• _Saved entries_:
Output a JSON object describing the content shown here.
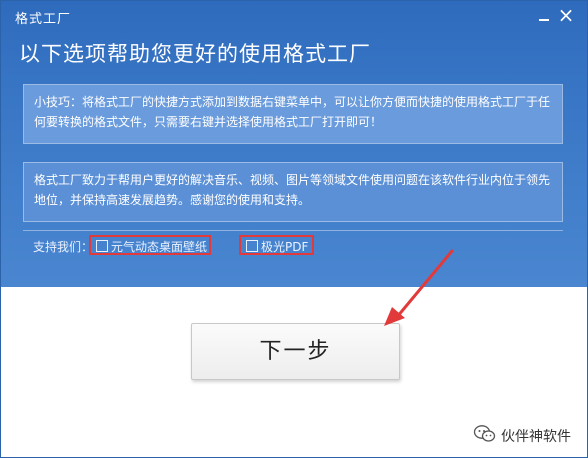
{
  "window": {
    "title": "格式工厂",
    "minimize_label": "",
    "close_label": "×"
  },
  "heading": "以下选项帮助您更好的使用格式工厂",
  "tip_text": "小技巧：将格式工厂的快捷方式添加到数据右键菜单中，可以让你方便而快捷的使用格式工厂于任何要转换的格式文件，只需要右键并选择使用格式工厂打开即可！",
  "description_text": "格式工厂致力于帮用户更好的解决音乐、视频、图片等领域文件使用问题在该软件行业内位于领先地位，并保持高速发展趋势。感谢您的使用和支持。",
  "support": {
    "label": "支持我们：",
    "options": [
      {
        "label": "元气动态桌面壁纸",
        "checked": false
      },
      {
        "label": "极光PDF",
        "checked": false
      }
    ]
  },
  "next_button": "下一步",
  "watermark": "伙伴神软件",
  "colors": {
    "panel": "#3a78c7",
    "highlight": "#e23a3a",
    "arrow": "#e23a3a"
  },
  "icons": [
    "minimize-icon",
    "close-icon",
    "checkbox-icon",
    "arrow-annotation",
    "wechat-icon"
  ]
}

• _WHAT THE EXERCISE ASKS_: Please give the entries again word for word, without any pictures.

• _EXERCISE SOLUTION_:
Output a JSON object describing the content shown here.
{
  "window": {
    "title": "格式工厂",
    "minimize_label": "",
    "close_label": "×"
  },
  "heading": "以下选项帮助您更好的使用格式工厂",
  "tip_text": "小技巧：将格式工厂的快捷方式添加到数据右键菜单中，可以让你方便而快捷的使用格式工厂于任何要转换的格式文件，只需要右键并选择使用格式工厂打开即可！",
  "description_text": "格式工厂致力于帮用户更好的解决音乐、视频、图片等领域文件使用问题在该软件行业内位于领先地位，并保持高速发展趋势。感谢您的使用和支持。",
  "support": {
    "label": "支持我们：",
    "options": [
      {
        "label": "元气动态桌面壁纸",
        "checked": false
      },
      {
        "label": "极光PDF",
        "checked": false
      }
    ]
  },
  "next_button": "下一步",
  "watermark": "伙伴神软件",
  "colors": {
    "panel": "#3a78c7",
    "highlight": "#e23a3a",
    "arrow": "#e23a3a"
  },
  "icons": [
    "minimize-icon",
    "close-icon",
    "checkbox-icon",
    "arrow-annotation",
    "wechat-icon"
  ]
}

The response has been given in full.